▶ REQUIRED ACTION:
If a line of the data below holds the word "will", list it.

----- SUPPLIED INFORMATION

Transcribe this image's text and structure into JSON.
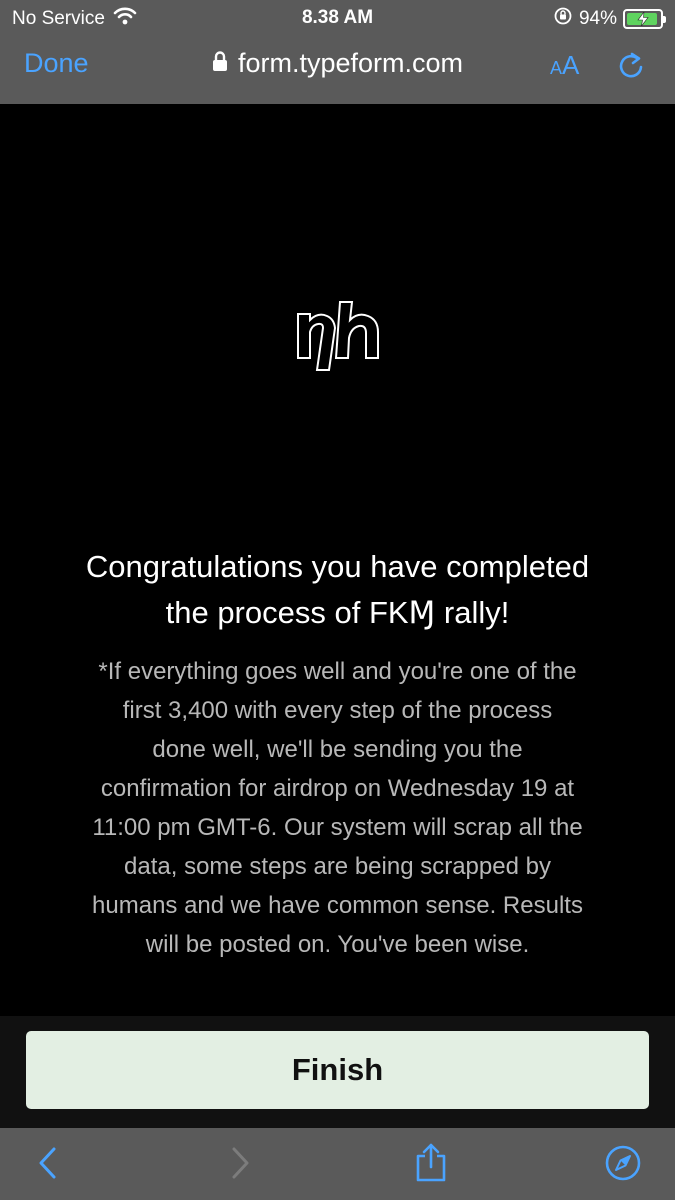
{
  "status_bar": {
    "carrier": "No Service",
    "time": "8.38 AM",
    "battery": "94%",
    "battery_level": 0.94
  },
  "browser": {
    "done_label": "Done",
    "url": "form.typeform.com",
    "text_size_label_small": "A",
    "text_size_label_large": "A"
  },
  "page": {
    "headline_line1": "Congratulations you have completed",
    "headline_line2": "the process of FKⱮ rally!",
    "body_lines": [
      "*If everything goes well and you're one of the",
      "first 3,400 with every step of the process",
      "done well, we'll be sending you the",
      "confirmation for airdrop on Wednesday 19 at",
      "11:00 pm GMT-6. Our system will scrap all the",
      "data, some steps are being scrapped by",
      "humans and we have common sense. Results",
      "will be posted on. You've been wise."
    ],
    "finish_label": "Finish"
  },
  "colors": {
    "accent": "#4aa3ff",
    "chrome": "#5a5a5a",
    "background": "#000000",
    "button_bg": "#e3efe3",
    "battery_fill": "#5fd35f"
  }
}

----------

▶ ANSWER TO THIS EXERCISE:
      "11:00 pm GMT-6. Our system will scrap all the",
      "will be posted on. You've been wise."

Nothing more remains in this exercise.